When Anneke Van Giersbergen decided to leave The Gathering in 2007 I assume many of us - The Gathering fans – were quite anxious to see and hear where the future of this band stands. Anneke was replaced by Silje Wergeland, who is no stranger to singing, and in 2009 the first post-Anneke album, The West Pole, was released. Unfortunately The West Pole was a bit of a letdown, as it didn’t radiate that special The Gathering vibe and I thought the band will never sound as it should. And then there came Disclosure.

The Gathering has evolved in its 23 years of existence drastically, going from death/doom metal in their early days, through gothic metal to more progressive sounds and settling somehow in a genre popularly labelled as “trip rock”. For those who don’t believe in originality, Disclosure is nothing more than The Gathering copying The Gathering. For those of us who are a bit more open minded, dare I say, Disclosure is one of the best possible combinations of elements The Gathering incorporated in their unique and ethereal style through their many years of composing music.

The brilliancy of The Gathering’s music has roots somewhere in depths of their sound; they don’t use mind-blowing guitar riffs or insane beats, but they blend all musical elements in a passionate conglomerate of melodies that can’t keep anyone cold. As their previous releases, Disclosure offers everything: the opening song "Paper Waves" is upbeat, light and bright, "Gemini I" and "Gemini II" are more obscure and melancholic, and "Meltdown" a bit more aggressive (and at this point I need to mention the intro reminds me quite a bit of Muse’s "Citizen Erased" from Origin Of Symmetry) and flirts with alternative rock.  If you are a fan of The Gathering’s works of epic length (Sand And Mercury, The Black Light District, How To Measure A Planet?) you’ll be pleased that to know that "Heroes For Ghosts" and "I Can See Four Miles" exceed 9 minutes in length and exceed in originality as well. However, there is no denying the similarity between those two songs and How To Measure A Planet? especially due to the use of electronic elements. 

Needless to say, Silje’s vocals add a special touch to Disclosure. She sounds like a siren – seductive, mesmerizing and at moments even self-destructing.  The sounds of Disclosure varies from Mandylion through How To Measure A Planet? to Souvenirs, alternative rock and gothic rock and yet remains fresh, a new step in The Gathering’s evolution.
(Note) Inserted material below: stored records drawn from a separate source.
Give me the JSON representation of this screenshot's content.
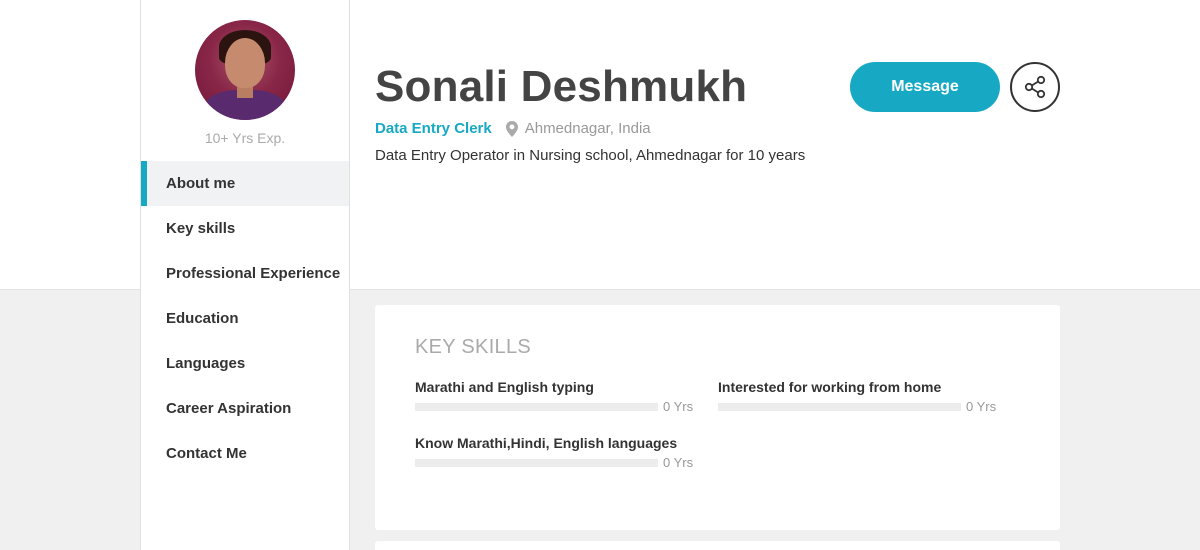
{
  "profile": {
    "experience": "10+ Yrs Exp.",
    "name": "Sonali Deshmukh",
    "role": "Data Entry Clerk",
    "location": "Ahmednagar, India",
    "tagline": "Data Entry Operator in Nursing school, Ahmednagar for 10 years"
  },
  "actions": {
    "message_label": "Message",
    "share_icon": "share-icon"
  },
  "sidebar": {
    "items": [
      {
        "label": "About me",
        "active": true
      },
      {
        "label": "Key skills"
      },
      {
        "label": "Professional Experience"
      },
      {
        "label": "Education"
      },
      {
        "label": "Languages"
      },
      {
        "label": "Career Aspiration"
      },
      {
        "label": "Contact Me"
      }
    ]
  },
  "key_skills": {
    "title": "KEY SKILLS",
    "skills": [
      {
        "name": "Marathi and English typing",
        "years": "0 Yrs",
        "level": 0
      },
      {
        "name": "Interested for working from home",
        "years": "0 Yrs",
        "level": 0
      },
      {
        "name": "Know Marathi,Hindi, English languages",
        "years": "0 Yrs",
        "level": 0
      }
    ]
  },
  "colors": {
    "accent": "#17a9c4",
    "background": "#f0f0f0"
  }
}
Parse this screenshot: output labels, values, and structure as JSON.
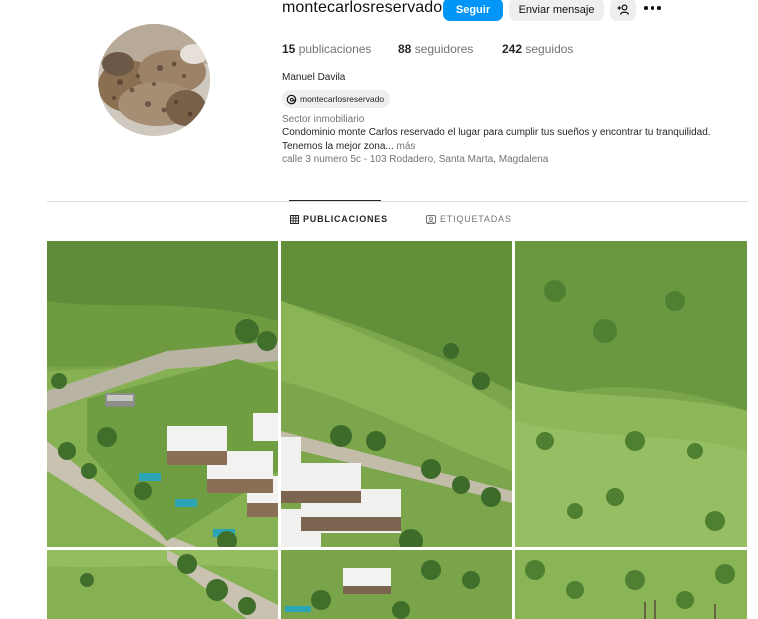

If you’re a fan of atmospheric, experimental rock this is the album you’ll definitely want to grab and hold onto.

Review written by: Ines
Rating: 8,5/10

Recommended by Terra Relicta

Band: Thurisaz
Album title: The Pulse Of Mourning
Release date: 31 March 2015
Label: Sleaszy Rider Records

It's not that often that you hear this kind of mixture between emotion and aggression so stunningly put together. This band simply deserves more attention from fans of divergent metal music. The Pulse Of Mourning is nothing else but a rollercoaster of emotions, a professionally done album from each and every aspect. The new offering from Thurisaz serves with nine songs that often go beyond all normal boundaries of metal genre. The basis of their musical output is still doom, death and black metal, let's say it's dark metal in some strange way, but done with an avantgardish spirit so often reaching the borders of progressive rock, post-metal and post-rock, even a huge dose of melancholy that is present all over in those beautifully arranged melodies makes most of the songs truly unforgettable, sometimes making your skin going goose bumps and leaves you breathless. It's a release that will captivate your mind from the ominous opening on, through all those memorable clean choruses, groovy climaxes, until the calm melancholic ambiances of the closing track.

Read a full review HERE